There are various San Francisco activities and landmarks that make a trip to the City by the Bay complete such as a tour of Alcatraz, dinner at the legendary Tonga Room, family fun at Pier 39, photo ops at the Golden Gate Bridge, riding a cable car or navigating Lombard Street. For families, fans of film and old Hollywood, and those who celebrate the work of Walt Disney, there’s also the Walt Disney Family Museum located at the Presidio.
Established in 2009 at the Presidio, a park and former military base at on the northern tip of the San Francisco peninsula, the Walt Disney Family Museum is a super high-tech and interactive learning experience that details the life of Walter Elias Disney and his legacy.
After a quick detour to the Yoda Fountain outside LucasFilms / Industrial Light and Magic around the corner, our group of Canadian journalists arrived in time for the Presidio’s annual Family Kite Day Festival along the main parade grounds that overlook the bay. Beautiful streams of colour danced in the wind, which seemed to never cease. It was a peaceful and playful welcome.

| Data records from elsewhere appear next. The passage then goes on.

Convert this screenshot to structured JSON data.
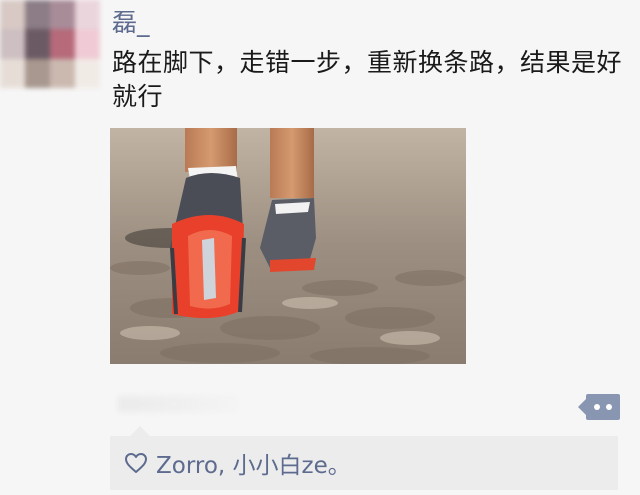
{
  "post": {
    "author": "磊_",
    "text": "路在脚下，走错一步，重新换条路，结果是好就行"
  },
  "likes": {
    "names": "Zorro, 小小白ze。"
  },
  "icons": {
    "heart": "heart-icon",
    "action": "more-dots-icon"
  },
  "colors": {
    "name_link": "#5d6b8f",
    "action_button": "#8896b1",
    "likes_background": "#ececec"
  }
}
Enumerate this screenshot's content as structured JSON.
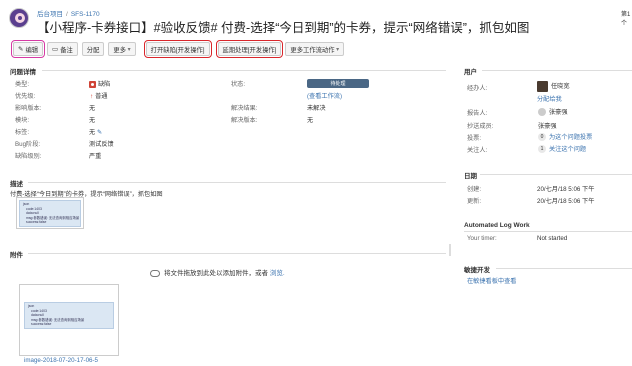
{
  "header": {
    "project": "后台项目",
    "issue_key": "SFS-1170",
    "title": "【小程序-卡券接口】#验收反馈# 付费-选择“今日到期”的卡券，提示“网络错误”，抓包如图",
    "corner_text": "第1个"
  },
  "toolbar": {
    "edit": "编辑",
    "comment": "备注",
    "assign": "分配",
    "more": "更多",
    "start": "打开缺陷[开发操作]",
    "defer": "延期处理[开发操作]",
    "workflow": "更多工作流动作"
  },
  "details": {
    "section": "问题详情",
    "type_label": "类型:",
    "type_value": "缺陷",
    "priority_label": "优先级:",
    "priority_value": "普通",
    "affects_label": "影响版本:",
    "affects_value": "无",
    "module_label": "模块:",
    "module_value": "无",
    "tags_label": "标签:",
    "tags_value": "无",
    "bugstage_label": "Bug阶段:",
    "bugstage_value": "测试反馈",
    "severity_label": "缺陷级别:",
    "severity_value": "严重",
    "status_label": "状态:",
    "status_value": "待处理",
    "workflow_link": "(查看工作流)",
    "resolution_label": "解决结果:",
    "resolution_value": "未解决",
    "fixversion_label": "解决版本:",
    "fixversion_value": "无"
  },
  "description": {
    "section": "描述",
    "text": "付费-选择“今日到期”的卡券，提示“网络错误”，抓包如图",
    "code_lines": [
      "json",
      "code:1403",
      "data:null",
      "msg:参数错误: 无法查询到相应场景",
      "success:false"
    ]
  },
  "attachments": {
    "section": "附件",
    "drop_text": "将文件拖放到此处以添加附件，或者",
    "browse": "浏览.",
    "filename": "image-2018-07-20-17-06-5",
    "code_lines": [
      "json",
      "code:1403",
      "data:null",
      "msg:参数错误: 无法查询到相应场景",
      "success:false"
    ]
  },
  "people": {
    "section": "用户",
    "assignee_label": "经办人:",
    "assignee_value": "任晓宽",
    "assign_me": "分配给我",
    "reporter_label": "报告人:",
    "reporter_value": "张豪强",
    "cc_label": "抄送成员:",
    "cc_value": "张豪强",
    "votes_label": "投票:",
    "votes_count": "0",
    "votes_link": "为这个问题投票",
    "watchers_label": "关注人:",
    "watchers_count": "1",
    "watchers_link": "关注这个问题"
  },
  "dates": {
    "section": "日期",
    "created_label": "创建:",
    "created_value": "20/七月/18 5:06 下午",
    "updated_label": "更新:",
    "updated_value": "20/七月/18 5:06 下午"
  },
  "worklog": {
    "section": "Automated Log Work",
    "timer_label": "Your timer:",
    "timer_value": "Not started"
  },
  "agile": {
    "section": "敏捷开发",
    "link": "在敏捷看板中查看"
  }
}
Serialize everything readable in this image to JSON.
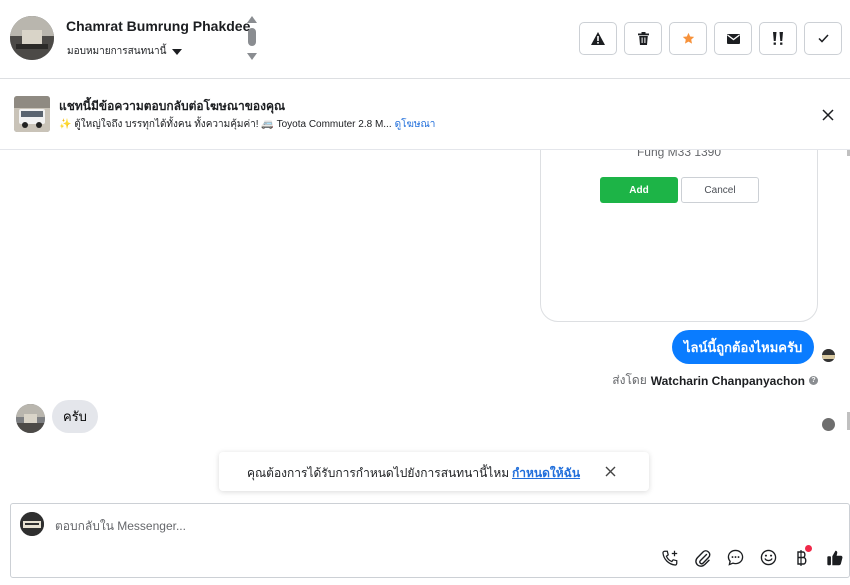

Ducking into the Walt Disney Family Museum space one of our group’s first questions was: “Why is the museum in San Francisco?” A helpful tour guide told us that the family had ties in town and today, it’s such a hub for animation studios (Pixar is nearby and we had even just come from ILM) that it also serves as inspiration for the animators of tomorrow.
We spent the next hour weaving through the galleries that told the tale of Walt’s life, from childhood to how he earned his 248 awards, which are all on display — including the special Academy Award for Snow White that featured seven mini statuettes.
While there are no rides, cast members, characters, or candy apples, the museum was still very interesting for children. The use of framed high-definition screens, animations and projections make each gallery come to life to tell its story. Meanwhile the artifacts, history, documentation and sketches on display are a dream for history or animation buffs.
From inventions that boosted film technology like the multiplane camera, to jars of paint that included colours specifically for Donald Duck‘s bill or Cinderella‘s dress. Everything was detailed and showcased including the animators’ strike in 1941 and also how the Disney studio supported the World War II effort by creating American posters and advertisements for the army. Then of course there was Disneyland and eventually Epcot.
The museum is laid out in chronological order with one of the last exhibits featuring something I never previously knew about Walt E. Disney: One of his very last family vacations was to British Columbia where they took a boat up the coast of Vancouver Island during the summer of 1966. Walt passed away in December of that year.
Once we had made the rounds in the main museum area (at 104 Montgomery Street) we made our way to the Tyrus Wong exhibition in a neighbouring Presidio building. Wong is a painter, muralist, and designer who worked with Disney as a lead artist on Bambi in 1942.
Aside from his paintings, sketches and animations, Wong loves kites and it just so happens that we spotted him on the Presidio lawn participating in the kite festival. It was pretty remarkable to experience such a moving exhibition only to then to see the legendary artist right there in front of us, at 102 years old!
Full of wonder from a healthy dose of history and art, my niece and I picked up some strawberry lemonades from the museum’s cafe (next to the store) and sat on the lawn. We looked out at sailboats in the bay and a few remaining kites in the wind as we waited to rejoin the rest of our group. It was great to find a slice of Disney in San Francisco and to learn more about the man behind the film and television empire… just a few days before we made our way to his Magic Kingdom.
At the time this post was published admission to the Walt Disney Family Museum in San Francisco was $20 (adults), $15 (seniors and students with ID), $12 (youth 6-17), and free for children 6 years and younger. Your museum admission gets you into the special exhibition buildings as well.